> [Activity]: All lines containing the string "site" must be copied from the entries.

(Dataset rows describing interfaces)
* * * * *

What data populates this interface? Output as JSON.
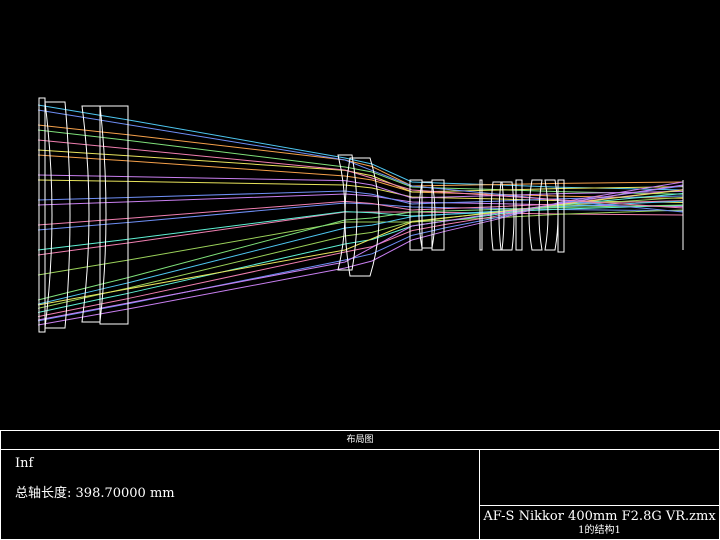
{
  "diagram": {
    "background": "#000000",
    "element_color": "#ffffff",
    "ray_colors": [
      "#4ec6f0",
      "#7fe07a",
      "#f5a04a",
      "#e7e35c",
      "#c87ff0",
      "#6e8ef5",
      "#f07fb0",
      "#5ef0d4",
      "#9bd15a"
    ],
    "ray_count_per_field": 7,
    "field_count": 3
  },
  "info_panel": {
    "title": "布局图",
    "object_distance": "Inf",
    "total_axial_length_label": "总轴长度:",
    "total_axial_length_value": "398.70000 mm",
    "file_name": "AF-S Nikkor 400mm F2.8G VR.zmx",
    "configuration": "1的结构1"
  }
}
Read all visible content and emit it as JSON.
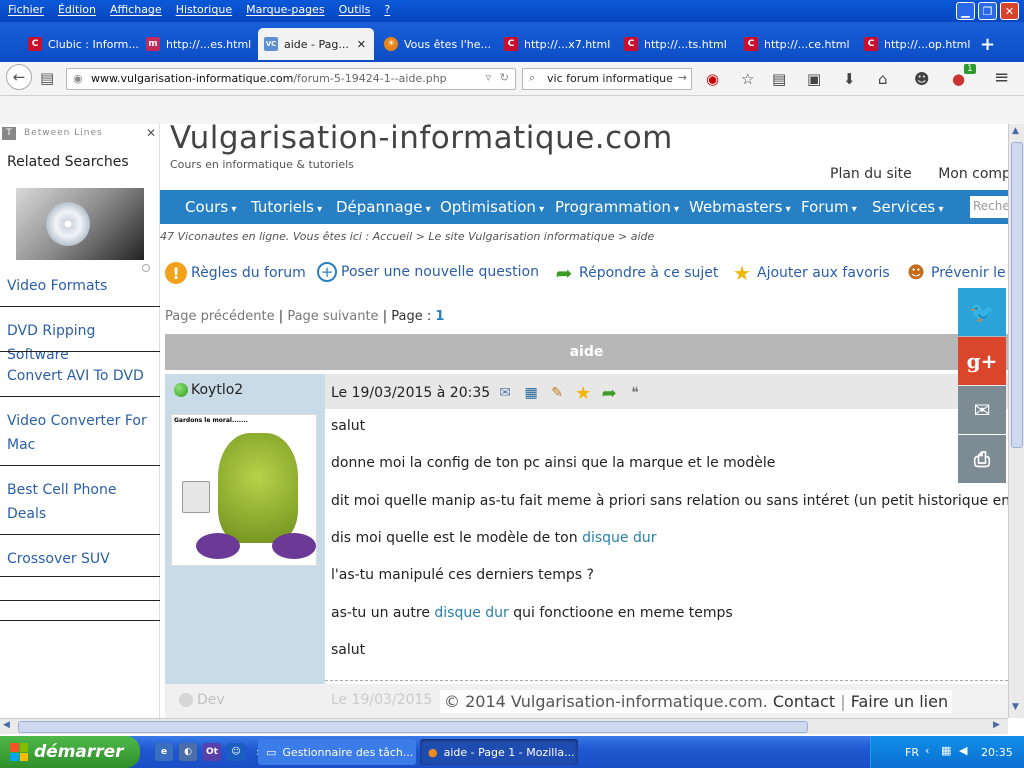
{
  "menu": [
    "Fichier",
    "Édition",
    "Affichage",
    "Historique",
    "Marque-pages",
    "Outils",
    "?"
  ],
  "tabs": [
    {
      "label": "Clubic : Inform...",
      "icon": "C"
    },
    {
      "label": "http://...es.html",
      "icon": "m"
    },
    {
      "label": "aide - Pag...",
      "icon": "VC",
      "active": true
    },
    {
      "label": "Vous êtes l'he...",
      "icon": "sun"
    },
    {
      "label": "http://...x7.html",
      "icon": "C"
    },
    {
      "label": "http://...ts.html",
      "icon": "C"
    },
    {
      "label": "http://...ce.html",
      "icon": "C"
    },
    {
      "label": "http://...op.html",
      "icon": "C"
    }
  ],
  "url": {
    "domain": "www.vulgarisation-informatique.com",
    "path": "/forum-5-19424-1--aide.php"
  },
  "search_query": "vic forum informatique",
  "badge_count": "1",
  "sidebar": {
    "brand": "Between Lines",
    "title": "Related Searches",
    "links": [
      "Video Formats",
      "DVD Ripping Software",
      "Convert AVI To DVD",
      "Video Converter For Mac",
      "Best Cell Phone Deals",
      "Crossover SUV"
    ]
  },
  "site": {
    "logo": "Vulgarisation-informatique.com",
    "tagline": "Cours en informatique & tutoriels",
    "top_links": [
      "Plan du site",
      "Mon comp"
    ],
    "nav": [
      "Cours",
      "Tutoriels",
      "Dépannage",
      "Optimisation",
      "Programmation",
      "Webmasters",
      "Forum",
      "Services"
    ],
    "nav_search_placeholder": "Reche",
    "breadcrumb": "47 Viconautes en ligne. Vous êtes ici :  Accueil > Le site Vulgarisation informatique > aide"
  },
  "actions": [
    "Règles du forum",
    "Poser une nouvelle question",
    "Répondre à ce sujet",
    "Ajouter aux favoris",
    "Prévenir le"
  ],
  "pager": {
    "prev": "Page précédente",
    "next": "Page suivante",
    "label": "Page :",
    "current": "1"
  },
  "thread_title": "aide",
  "post": {
    "author": "Koytlo2",
    "avatar_caption": "Gardons le moral.......",
    "date": "Le 19/03/2015 à 20:35",
    "lines": [
      "salut",
      "donne moi la config de ton pc ainsi que la marque et le modèle",
      "dit moi quelle manip as-tu fait meme à priori sans relation ou sans intéret (un petit historique en",
      "dis moi quelle est le modèle de ton",
      "l'as-tu manipulé ces derniers temps ?",
      "as-tu un autre",
      "salut"
    ],
    "link_text": "disque dur",
    "line6_tail": "qui fonctioone en meme temps"
  },
  "next_post": {
    "author": "Dev",
    "date": "Le 19/03/2015"
  },
  "footer": {
    "copyright": "© 2014 Vulgarisation-informatique.com.",
    "contact": "Contact",
    "sep": "|",
    "link": "Faire un lien"
  },
  "share": [
    {
      "name": "twitter",
      "color": "#2ba3d8",
      "glyph": "t"
    },
    {
      "name": "googleplus",
      "color": "#d9462c",
      "glyph": "g+"
    },
    {
      "name": "email",
      "color": "#7d8b94",
      "glyph": "✉"
    },
    {
      "name": "print",
      "color": "#7d8b94",
      "glyph": "⎙"
    }
  ],
  "taskbar": {
    "start": "démarrer",
    "tasks": [
      "Gestionnaire des tâch...",
      "aide - Page 1 - Mozilla..."
    ],
    "lang": "FR",
    "time": "20:35"
  }
}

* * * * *

> [Written solution]:
  "site": {
      "Plan du site",
    "breadcrumb": "47 Viconautes en ligne. Vous êtes ici :  Accueil > Le site Vulgarisation informatique > aide"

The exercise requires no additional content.